▶ [Exercise description] Return all of the entries exactly, with nothing added or left out.

======

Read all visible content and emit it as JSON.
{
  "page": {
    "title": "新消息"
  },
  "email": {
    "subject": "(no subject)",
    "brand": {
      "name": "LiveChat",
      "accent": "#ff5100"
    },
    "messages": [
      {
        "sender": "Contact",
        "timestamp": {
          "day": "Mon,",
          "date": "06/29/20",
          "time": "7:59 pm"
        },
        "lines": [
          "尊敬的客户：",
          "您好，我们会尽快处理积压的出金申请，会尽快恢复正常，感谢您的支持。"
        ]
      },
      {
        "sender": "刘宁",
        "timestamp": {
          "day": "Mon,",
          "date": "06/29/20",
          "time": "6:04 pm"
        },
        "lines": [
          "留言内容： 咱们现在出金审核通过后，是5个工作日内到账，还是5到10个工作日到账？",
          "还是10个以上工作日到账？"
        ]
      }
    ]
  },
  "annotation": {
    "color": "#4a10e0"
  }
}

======

▶ [The answer]
Read all visible content and emit it as JSON.
{
  "page": {
    "title": "新消息"
  },
  "email": {
    "subject": "(no subject)",
    "brand": {
      "name": "LiveChat",
      "accent": "#ff5100"
    },
    "messages": [
      {
        "sender": "Contact",
        "timestamp": {
          "day": "Mon,",
          "date": "06/29/20",
          "time": "7:59 pm"
        },
        "lines": [
          "尊敬的客户：",
          "您好，我们会尽快处理积压的出金申请，会尽快恢复正常，感谢您的支持。"
        ]
      },
      {
        "sender": "刘宁",
        "timestamp": {
          "day": "Mon,",
          "date": "06/29/20",
          "time": "6:04 pm"
        },
        "lines": [
          "留言内容： 咱们现在出金审核通过后，是5个工作日内到账，还是5到10个工作日到账？",
          "还是10个以上工作日到账？"
        ]
      }
    ]
  },
  "annotation": {
    "color": "#4a10e0"
  }
}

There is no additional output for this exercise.